**What you will do:**
Go through the data below and copy each line that includes "Tommy".

(Page and application data records)
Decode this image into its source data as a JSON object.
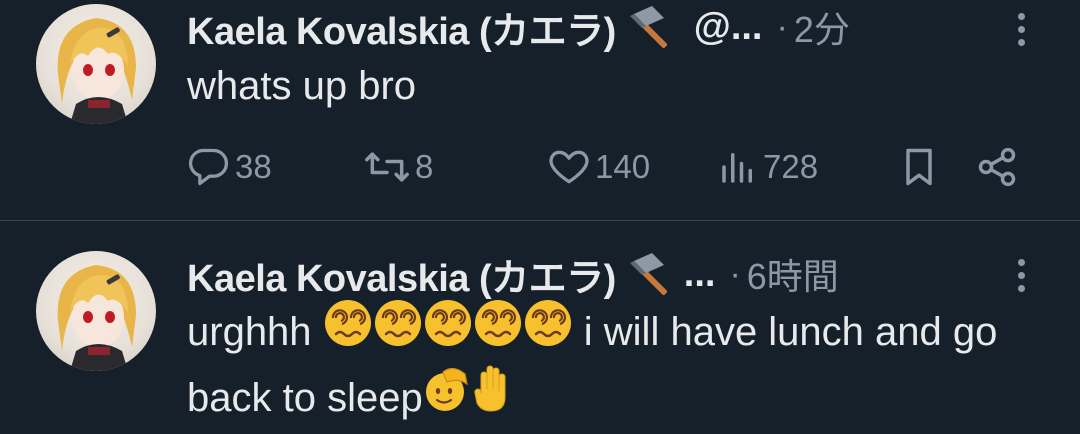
{
  "tweets": [
    {
      "display_name": "Kaela Kovalskia (カエラ)",
      "handle": "@...",
      "time": "2分",
      "text": "whats up bro",
      "emoji_after_text": [],
      "stats": {
        "replies": "38",
        "retweets": "8",
        "likes": "140",
        "views": "728"
      }
    },
    {
      "display_name": "Kaela Kovalskia (カエラ)",
      "handle": "...",
      "time": "6時間",
      "text_parts": [
        "urghhh ",
        " i will have lunch and go back to sleep"
      ],
      "emoji_dizzy_count": 5,
      "emoji_trailing": [
        "saluting-face",
        "raised-hand"
      ]
    }
  ],
  "icons": {
    "hammer": "hammer-icon",
    "reply": "reply-icon",
    "retweet": "retweet-icon",
    "like": "heart-icon",
    "views": "views-icon",
    "bookmark": "bookmark-icon",
    "share": "share-icon",
    "more": "more-icon"
  },
  "colors": {
    "background": "#15202b",
    "text": "#e7e9ea",
    "secondary": "#8b98a5",
    "divider": "#38444d"
  }
}
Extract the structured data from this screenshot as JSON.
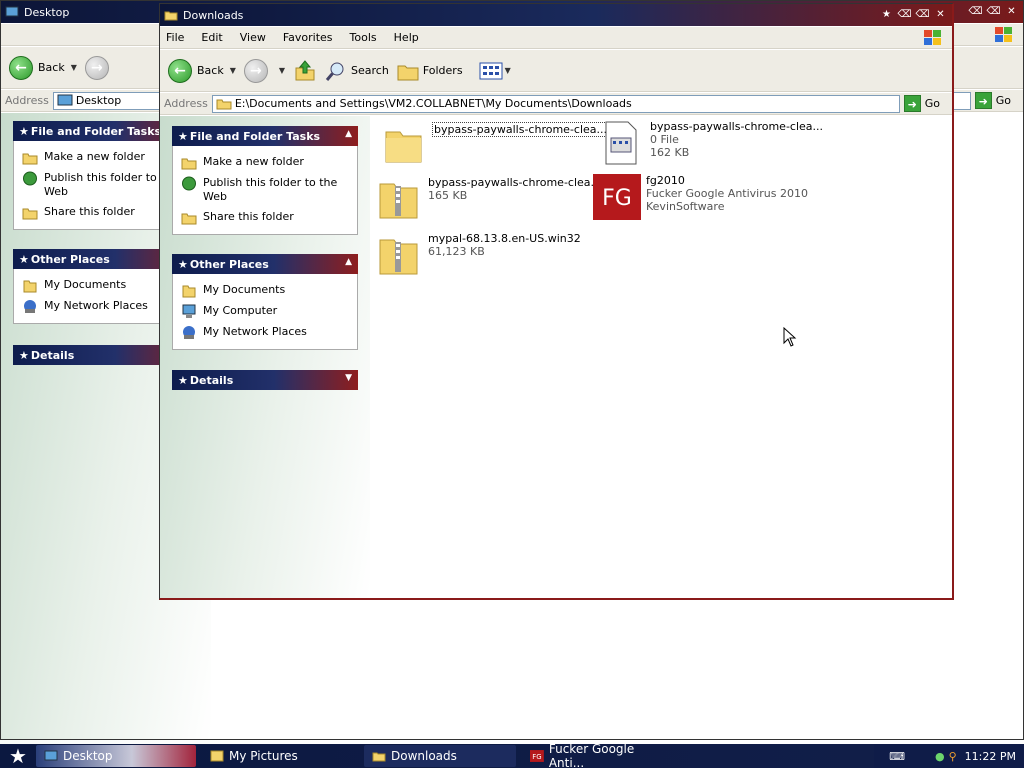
{
  "bg_window": {
    "title": "Desktop",
    "back_label": "Back",
    "address_label": "Address",
    "address_value": "Desktop",
    "go_label": "Go",
    "panels": [
      {
        "title": "File and Folder Tasks",
        "items": [
          "Make a new folder",
          "Publish this folder to the Web",
          "Share this folder"
        ]
      },
      {
        "title": "Other Places",
        "items": [
          "My Documents",
          "My Network Places"
        ]
      },
      {
        "title": "Details"
      }
    ]
  },
  "main_window": {
    "title": "Downloads",
    "menu": [
      "File",
      "Edit",
      "View",
      "Favorites",
      "Tools",
      "Help"
    ],
    "toolbar": {
      "back": "Back",
      "search": "Search",
      "folders": "Folders"
    },
    "address_label": "Address",
    "address_value": "E:\\Documents and Settings\\VM2.COLLABNET\\My Documents\\Downloads",
    "go_label": "Go",
    "panels": {
      "tasks": {
        "title": "File and Folder Tasks",
        "items": [
          "Make a new folder",
          "Publish this folder to the Web",
          "Share this folder"
        ]
      },
      "places": {
        "title": "Other Places",
        "items": [
          "My Documents",
          "My Computer",
          "My Network Places"
        ]
      },
      "details": {
        "title": "Details"
      }
    },
    "files": [
      {
        "name": "bypass-paywalls-chrome-clea...",
        "icon": "folder-icon",
        "selected": true
      },
      {
        "name": "bypass-paywalls-chrome-clea...",
        "line2": "0 File",
        "line3": "162 KB",
        "icon": "file-icon"
      },
      {
        "name": "bypass-paywalls-chrome-clea...",
        "line2": "165 KB",
        "icon": "zip-folder-icon"
      },
      {
        "name": "fg2010",
        "line2": "Fucker Google Antivirus 2010",
        "line3": "KevinSoftware",
        "icon": "fg-app-icon"
      },
      {
        "name": "mypal-68.13.8.en-US.win32",
        "line2": "61,123 KB",
        "icon": "zip-folder-icon"
      }
    ]
  },
  "taskbar": {
    "tasks": [
      {
        "label": "Desktop"
      },
      {
        "label": "My Pictures"
      },
      {
        "label": "Downloads"
      },
      {
        "label": "Fucker Google Anti..."
      }
    ],
    "clock": "11:22 PM"
  },
  "colors": {
    "title_blue": "#0c1538",
    "title_red": "#8e1e1e",
    "go_green": "#3aa33a"
  }
}
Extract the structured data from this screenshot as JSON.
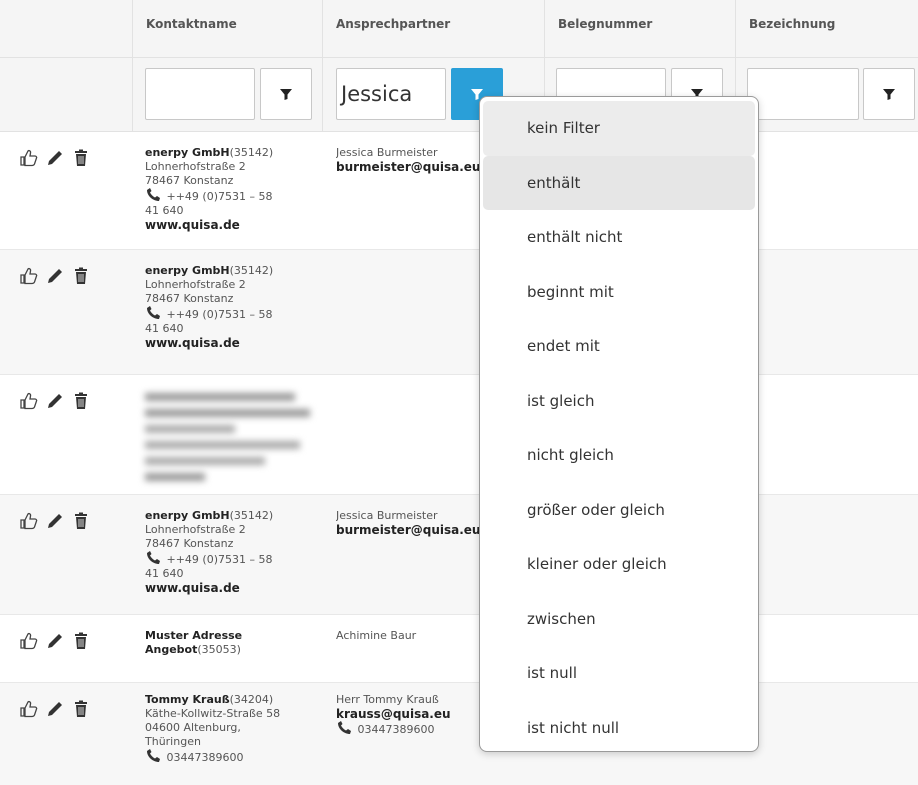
{
  "columns": [
    "Kontaktname",
    "Ansprechpartner",
    "Belegnummer",
    "Bezeichnung"
  ],
  "filters": {
    "kontaktname_value": "",
    "ansprechpartner_value": "Jessica",
    "belegnummer_value": "",
    "bezeichnung_value": ""
  },
  "rows": [
    {
      "company": "enerpy GmbH",
      "id": "(35142)",
      "street": "Lohnerhofstraße 2",
      "city": "78467 Konstanz",
      "phone": "++49 (0)7531 – 58",
      "phone2": "41 640",
      "web": "www.quisa.de",
      "person": "Jessica Burmeister",
      "email": "burmeister@quisa.eu"
    },
    {
      "company": "enerpy GmbH",
      "id": "(35142)",
      "street": "Lohnerhofstraße 2",
      "city": "78467 Konstanz",
      "phone": "++49 (0)7531 – 58",
      "phone2": "41 640",
      "web": "www.quisa.de"
    },
    {
      "blurred": "Blurred contact data"
    },
    {
      "company": "enerpy GmbH",
      "id": "(35142)",
      "street": "Lohnerhofstraße 2",
      "city": "78467 Konstanz",
      "phone": "++49 (0)7531 – 58",
      "phone2": "41 640",
      "web": "www.quisa.de",
      "person": "Jessica Burmeister",
      "email": "burmeister@quisa.eu"
    },
    {
      "company": "Muster Adresse",
      "company2": "Angebot",
      "id": "(35053)",
      "person": "Achimine Baur"
    },
    {
      "company": "Tommy Krauß",
      "id": "(34204)",
      "street": "Käthe-Kollwitz-Straße 58",
      "city": "04600 Altenburg,",
      "region": "Thüringen",
      "phone": "03447389600",
      "person": "Herr Tommy Krauß",
      "email": "krauss@quisa.eu",
      "person_phone": "03447389600"
    }
  ],
  "filter_menu": {
    "items": [
      "kein Filter",
      "enthält",
      "enthält nicht",
      "beginnt mit",
      "endet mit",
      "ist gleich",
      "nicht gleich",
      "größer oder gleich",
      "kleiner oder gleich",
      "zwischen",
      "ist null",
      "ist nicht null"
    ],
    "highlighted_index": 1
  },
  "icons": {
    "like": "thumbs-up-icon",
    "edit": "pencil-icon",
    "delete": "trash-icon",
    "filter": "funnel-icon",
    "phone": "phone-icon"
  },
  "colors": {
    "accent": "#2a9fd8",
    "header_bg": "#f5f5f5"
  }
}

**Answer for this exercise:**
      "company": "Tommy Krauß",
      "person": "Herr Tommy Krauß",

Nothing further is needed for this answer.